The other day, a dear friend of mine and I were having a chat. After giving a brief, shallow summation of my current life experiences (i.e. “Sinclair, transferring soon, applying to colleges, writing, working at library,” [insert funny anecdote here], laugh a little, change the subject before she asks detailed questions and realizes what a wreck I actually am), I asked her, “So what have you been up to lately? What's new?” She smiled politely and started rattling off a similar spiel about school and work and vague inanities. And then I stopped her. A sudden inner desire to stop playing these silly games prompted me to say, “No, really. Honestly. What's going on with you?” Then she told me the truth. It turns out she was going through a really tough time.
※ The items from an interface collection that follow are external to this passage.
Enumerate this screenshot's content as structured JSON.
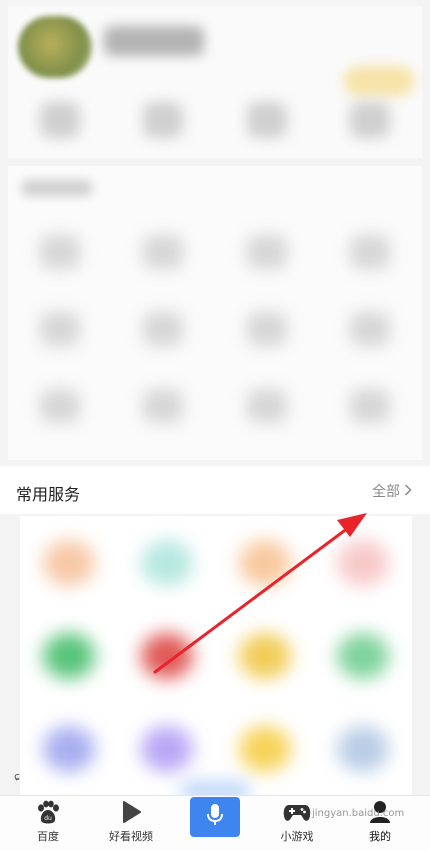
{
  "services": {
    "title": "常用服务",
    "all_label": "全部",
    "items": [
      {
        "color": "#f7c8a6"
      },
      {
        "color": "#b6e8e0"
      },
      {
        "color": "#f8c99e"
      },
      {
        "color": "#f7c9c9"
      },
      {
        "color": "#58c47a"
      },
      {
        "color": "#e05a57"
      },
      {
        "color": "#f1cd58"
      },
      {
        "color": "#7fd39c"
      },
      {
        "color": "#a9aef0"
      },
      {
        "color": "#b8a8f5"
      },
      {
        "color": "#f7d35a"
      },
      {
        "color": "#b9cde6"
      }
    ]
  },
  "bottom_nav": {
    "items": [
      {
        "label": "百度",
        "icon": "baidu-paw-icon"
      },
      {
        "label": "好看视频",
        "icon": "play-icon"
      },
      {
        "label": "小游戏",
        "icon": "gamepad-icon"
      },
      {
        "label": "我的",
        "icon": "user-icon"
      }
    ],
    "mic_icon": "microphone-icon"
  },
  "watermark": "jingyan.baidu.com",
  "accent_color": "#3e85f0",
  "annotation_color": "#e8232a"
}
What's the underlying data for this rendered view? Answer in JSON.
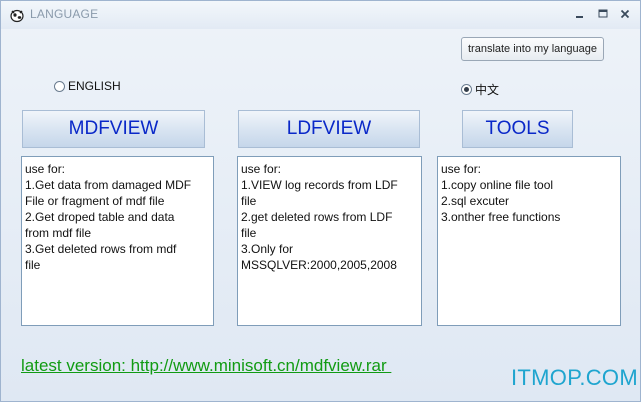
{
  "window": {
    "title": "LANGUAGE",
    "icon": "cow-icon",
    "controls": [
      "minimize-icon",
      "maximize-icon",
      "close-icon"
    ]
  },
  "translate_button": {
    "label": "translate into my language"
  },
  "language": {
    "english": {
      "label": "ENGLISH",
      "checked": false
    },
    "chinese": {
      "label": "中文",
      "checked": true
    }
  },
  "tabs": [
    {
      "label": "MDFVIEW"
    },
    {
      "label": "LDFVIEW"
    },
    {
      "label": "TOOLS"
    }
  ],
  "descriptions": {
    "mdfview": [
      "use for:",
      "1.Get data from damaged MDF",
      "File or fragment of mdf file",
      "2.Get droped table and data",
      "from mdf file",
      "3.Get deleted rows  from mdf",
      "file"
    ],
    "ldfview": [
      "use for:",
      "1.VIEW log records from LDF",
      "file",
      "2.get deleted rows from LDF",
      "file",
      "3.Only for",
      "MSSQLVER:2000,2005,2008"
    ],
    "tools": [
      "use for:",
      "1.copy online file tool",
      "2.sql excuter",
      "3.onther free functions"
    ]
  },
  "footer_link": "latest version: http://www.minisoft.cn/mdfview.rar ",
  "watermark": "ITMOP.COM",
  "colors": {
    "tab_text": "#0a28c8",
    "link": "#119b13",
    "watermark": "#1fa5cf"
  }
}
She told me about it with a smile on her face. How crazy is that? And I smiled back. We literally didn't know what else to do. I don't think either of us were prepared for her honesty, or my insistence on it. After she finished, I opened and shut my mouth a few times before I could come up with a response. Because sometimes nice just doesn't work. Sometimes nice has no place in a conversation between friends. And what are nice girls supposed to do then?
I chose to tell the truth.
“It's like we're living a double life,” I said. And she nodded.
That's exactly what it's like. And to be honest, I think it's time to stop. So here's the truth. No tricks. No distractions. No excuses. Just the truth. Without all the sugarcoating we nice girls are famous for.
I hate being nice. I hate feeling guilty every time I want to confront someone, however respectfully I do it. I hate feeling like I'm failing if I don't measure up to the nice-girl standards. I hate feeling like I have to cover up any hint of weakness and real problems in my life. I hate that I water myself down to fit in. I hate that nice has become my ball and chain. I hate that I am surrounded by girls with a thousand different personalities who somehow all feel the need to bow down and worship the altar of niceness. And above all, I hate feeling terrified that the world will find out the truth.
I am not a nice girl. And I like it that way.
I am a human being. I have ups and downs, broken places. I have scars and meltdowns. I have faults – not just quirky, silly ones I can laugh off. Real faults deep within me that plant seeds of doubt in my heart about my worth. I have lazy days. I have lazy weeks. I can be irresponsible, petty, stubborn, and manipulative. There are things about myself that I truly hate. And perhaps worst of all, I want you to accept me so badly that I am willing to fake a nice persona. I am willing to compromise my integrity to be well-liked.
But at the end of the day, I don't like that nice persona. I don't want to be her. I resent having to pretend that that small sliver of my personality is my entire identity. I like being the way I am. My close friends call me “trail mix” – a combination of sweet and salty. I like that. I never want to be just a bag of M&Ms.
I want to be a good, strong, loving person. I want to be kind but assertive. I don't want to be a nice girl anymore. I want to be the best version of myself, not the nicest.
I am done with being nice. It's time to try being me instead.